EXERCISE GOAL: Each entry needs to be retyped exactly, with nothing added or dropped.

EXTRACTED DATA:
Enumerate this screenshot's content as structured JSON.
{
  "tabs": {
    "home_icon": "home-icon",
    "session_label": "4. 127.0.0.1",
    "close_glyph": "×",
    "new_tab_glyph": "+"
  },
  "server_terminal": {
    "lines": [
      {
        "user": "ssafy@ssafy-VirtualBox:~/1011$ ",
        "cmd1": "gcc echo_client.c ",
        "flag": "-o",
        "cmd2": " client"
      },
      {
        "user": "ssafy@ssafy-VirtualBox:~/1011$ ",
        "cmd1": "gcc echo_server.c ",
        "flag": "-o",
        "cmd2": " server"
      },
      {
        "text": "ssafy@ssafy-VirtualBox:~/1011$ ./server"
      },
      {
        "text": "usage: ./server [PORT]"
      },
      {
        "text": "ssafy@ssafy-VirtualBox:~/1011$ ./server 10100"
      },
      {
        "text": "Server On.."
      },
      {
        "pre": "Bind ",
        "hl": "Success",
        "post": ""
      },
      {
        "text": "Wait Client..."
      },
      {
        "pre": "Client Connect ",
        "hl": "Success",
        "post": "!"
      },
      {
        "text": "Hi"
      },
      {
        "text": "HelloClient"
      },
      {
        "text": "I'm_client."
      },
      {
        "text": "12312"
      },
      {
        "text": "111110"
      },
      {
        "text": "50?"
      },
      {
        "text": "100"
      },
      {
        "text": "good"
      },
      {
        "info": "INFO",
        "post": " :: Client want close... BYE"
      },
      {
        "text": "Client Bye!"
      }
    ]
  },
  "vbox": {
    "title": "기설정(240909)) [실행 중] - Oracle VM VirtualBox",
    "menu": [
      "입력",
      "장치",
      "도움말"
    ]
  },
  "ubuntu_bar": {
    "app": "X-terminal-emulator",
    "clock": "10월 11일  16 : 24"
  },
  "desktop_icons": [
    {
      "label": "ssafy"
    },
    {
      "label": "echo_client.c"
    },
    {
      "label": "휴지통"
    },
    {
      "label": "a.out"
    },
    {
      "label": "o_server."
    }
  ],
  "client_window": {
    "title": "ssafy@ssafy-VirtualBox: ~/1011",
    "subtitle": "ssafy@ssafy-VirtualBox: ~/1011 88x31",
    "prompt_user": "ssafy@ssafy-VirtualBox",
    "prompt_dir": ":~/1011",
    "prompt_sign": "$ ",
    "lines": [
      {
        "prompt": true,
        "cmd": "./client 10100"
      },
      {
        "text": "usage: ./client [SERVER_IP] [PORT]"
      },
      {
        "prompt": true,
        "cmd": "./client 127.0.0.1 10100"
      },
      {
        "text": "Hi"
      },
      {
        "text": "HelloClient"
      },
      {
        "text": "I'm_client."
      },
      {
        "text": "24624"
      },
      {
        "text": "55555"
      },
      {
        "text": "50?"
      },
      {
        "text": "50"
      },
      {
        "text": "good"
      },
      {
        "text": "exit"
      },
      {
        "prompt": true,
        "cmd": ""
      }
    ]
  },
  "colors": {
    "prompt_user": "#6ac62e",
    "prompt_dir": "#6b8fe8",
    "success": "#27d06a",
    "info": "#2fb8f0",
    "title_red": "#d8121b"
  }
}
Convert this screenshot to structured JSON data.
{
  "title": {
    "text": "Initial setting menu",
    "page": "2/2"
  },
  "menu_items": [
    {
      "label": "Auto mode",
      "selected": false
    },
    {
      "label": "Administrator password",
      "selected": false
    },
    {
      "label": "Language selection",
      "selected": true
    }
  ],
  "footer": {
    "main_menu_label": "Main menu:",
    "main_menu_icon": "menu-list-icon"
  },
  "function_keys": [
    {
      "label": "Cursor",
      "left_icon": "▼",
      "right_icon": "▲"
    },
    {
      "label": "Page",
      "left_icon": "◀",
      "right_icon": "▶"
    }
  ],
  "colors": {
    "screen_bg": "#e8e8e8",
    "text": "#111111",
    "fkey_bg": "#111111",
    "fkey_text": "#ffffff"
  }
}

RESPONSE TO THIS EXERCISE:
Enumerate this screenshot's content as structured JSON.
{
  "tabs": {
    "home_icon": "home-icon",
    "session_label": "4. 127.0.0.1",
    "close_glyph": "×",
    "new_tab_glyph": "+"
  },
  "server_terminal": {
    "lines": [
      {
        "user": "ssafy@ssafy-VirtualBox:~/1011$ ",
        "cmd1": "gcc echo_client.c ",
        "flag": "-o",
        "cmd2": " client"
      },
      {
        "user": "ssafy@ssafy-VirtualBox:~/1011$ ",
        "cmd1": "gcc echo_server.c ",
        "flag": "-o",
        "cmd2": " server"
      },
      {
        "text": "ssafy@ssafy-VirtualBox:~/1011$ ./server"
      },
      {
        "text": "usage: ./server [PORT]"
      },
      {
        "text": "ssafy@ssafy-VirtualBox:~/1011$ ./server 10100"
      },
      {
        "text": "Server On.."
      },
      {
        "pre": "Bind ",
        "hl": "Success",
        "post": ""
      },
      {
        "text": "Wait Client..."
      },
      {
        "pre": "Client Connect ",
        "hl": "Success",
        "post": "!"
      },
      {
        "text": "Hi"
      },
      {
        "text": "HelloClient"
      },
      {
        "text": "I'm_client."
      },
      {
        "text": "12312"
      },
      {
        "text": "111110"
      },
      {
        "text": "50?"
      },
      {
        "text": "100"
      },
      {
        "text": "good"
      },
      {
        "info": "INFO",
        "post": " :: Client want close... BYE"
      },
      {
        "text": "Client Bye!"
      }
    ]
  },
  "vbox": {
    "title": "기설정(240909)) [실행 중] - Oracle VM VirtualBox",
    "menu": [
      "입력",
      "장치",
      "도움말"
    ]
  },
  "ubuntu_bar": {
    "app": "X-terminal-emulator",
    "clock": "10월 11일  16 : 24"
  },
  "desktop_icons": [
    {
      "label": "ssafy"
    },
    {
      "label": "echo_client.c"
    },
    {
      "label": "휴지통"
    },
    {
      "label": "a.out"
    },
    {
      "label": "o_server."
    }
  ],
  "client_window": {
    "title": "ssafy@ssafy-VirtualBox: ~/1011",
    "subtitle": "ssafy@ssafy-VirtualBox: ~/1011 88x31",
    "prompt_user": "ssafy@ssafy-VirtualBox",
    "prompt_dir": ":~/1011",
    "prompt_sign": "$ ",
    "lines": [
      {
        "prompt": true,
        "cmd": "./client 10100"
      },
      {
        "text": "usage: ./client [SERVER_IP] [PORT]"
      },
      {
        "prompt": true,
        "cmd": "./client 127.0.0.1 10100"
      },
      {
        "text": "Hi"
      },
      {
        "text": "HelloClient"
      },
      {
        "text": "I'm_client."
      },
      {
        "text": "24624"
      },
      {
        "text": "55555"
      },
      {
        "text": "50?"
      },
      {
        "text": "50"
      },
      {
        "text": "good"
      },
      {
        "text": "exit"
      },
      {
        "prompt": true,
        "cmd": ""
      }
    ]
  },
  "colors": {
    "prompt_user": "#6ac62e",
    "prompt_dir": "#6b8fe8",
    "success": "#27d06a",
    "info": "#2fb8f0",
    "title_red": "#d8121b"
  }
}
Convert this screenshot to structured JSON data.
{
  "title": {
    "text": "Initial setting menu",
    "page": "2/2"
  },
  "menu_items": [
    {
      "label": "Auto mode",
      "selected": false
    },
    {
      "label": "Administrator password",
      "selected": false
    },
    {
      "label": "Language selection",
      "selected": true
    }
  ],
  "footer": {
    "main_menu_label": "Main menu:",
    "main_menu_icon": "menu-list-icon"
  },
  "function_keys": [
    {
      "label": "Cursor",
      "left_icon": "▼",
      "right_icon": "▲"
    },
    {
      "label": "Page",
      "left_icon": "◀",
      "right_icon": "▶"
    }
  ],
  "colors": {
    "screen_bg": "#e8e8e8",
    "text": "#111111",
    "fkey_bg": "#111111",
    "fkey_text": "#ffffff"
  }
}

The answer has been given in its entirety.